> Work item
Reproduce the whole of the records exactly, and make sure no picture is carried into the result.

......

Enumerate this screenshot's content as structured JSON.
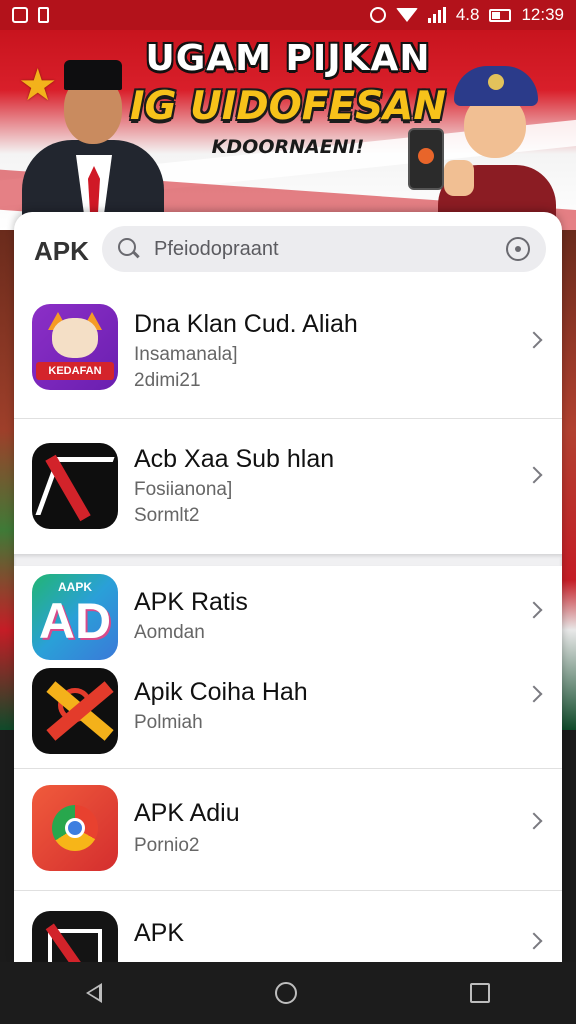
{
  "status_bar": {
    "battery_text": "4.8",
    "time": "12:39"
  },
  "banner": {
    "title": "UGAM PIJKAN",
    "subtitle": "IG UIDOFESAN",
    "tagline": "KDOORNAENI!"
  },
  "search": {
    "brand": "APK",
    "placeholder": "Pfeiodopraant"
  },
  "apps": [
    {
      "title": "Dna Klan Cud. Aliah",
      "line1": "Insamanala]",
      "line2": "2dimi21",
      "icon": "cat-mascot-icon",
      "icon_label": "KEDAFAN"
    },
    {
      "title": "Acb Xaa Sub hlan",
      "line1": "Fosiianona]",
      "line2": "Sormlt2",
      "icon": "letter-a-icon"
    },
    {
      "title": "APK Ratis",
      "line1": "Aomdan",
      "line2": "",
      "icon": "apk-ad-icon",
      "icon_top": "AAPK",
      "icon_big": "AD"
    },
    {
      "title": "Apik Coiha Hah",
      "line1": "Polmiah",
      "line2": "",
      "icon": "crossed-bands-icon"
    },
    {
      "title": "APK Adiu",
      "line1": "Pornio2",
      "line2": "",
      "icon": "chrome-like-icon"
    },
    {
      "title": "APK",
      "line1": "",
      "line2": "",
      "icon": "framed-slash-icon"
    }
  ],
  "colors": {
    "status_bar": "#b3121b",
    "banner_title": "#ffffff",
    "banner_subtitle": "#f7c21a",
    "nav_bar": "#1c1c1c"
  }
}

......

> Final answer
Enumerate this screenshot's content as structured JSON.
{
  "status_bar": {
    "battery_text": "4.8",
    "time": "12:39"
  },
  "banner": {
    "title": "UGAM PIJKAN",
    "subtitle": "IG UIDOFESAN",
    "tagline": "KDOORNAENI!"
  },
  "search": {
    "brand": "APK",
    "placeholder": "Pfeiodopraant"
  },
  "apps": [
    {
      "title": "Dna Klan Cud. Aliah",
      "line1": "Insamanala]",
      "line2": "2dimi21",
      "icon": "cat-mascot-icon",
      "icon_label": "KEDAFAN"
    },
    {
      "title": "Acb Xaa Sub hlan",
      "line1": "Fosiianona]",
      "line2": "Sormlt2",
      "icon": "letter-a-icon"
    },
    {
      "title": "APK Ratis",
      "line1": "Aomdan",
      "line2": "",
      "icon": "apk-ad-icon",
      "icon_top": "AAPK",
      "icon_big": "AD"
    },
    {
      "title": "Apik Coiha Hah",
      "line1": "Polmiah",
      "line2": "",
      "icon": "crossed-bands-icon"
    },
    {
      "title": "APK Adiu",
      "line1": "Pornio2",
      "line2": "",
      "icon": "chrome-like-icon"
    },
    {
      "title": "APK",
      "line1": "",
      "line2": "",
      "icon": "framed-slash-icon"
    }
  ],
  "colors": {
    "status_bar": "#b3121b",
    "banner_title": "#ffffff",
    "banner_subtitle": "#f7c21a",
    "nav_bar": "#1c1c1c"
  }
}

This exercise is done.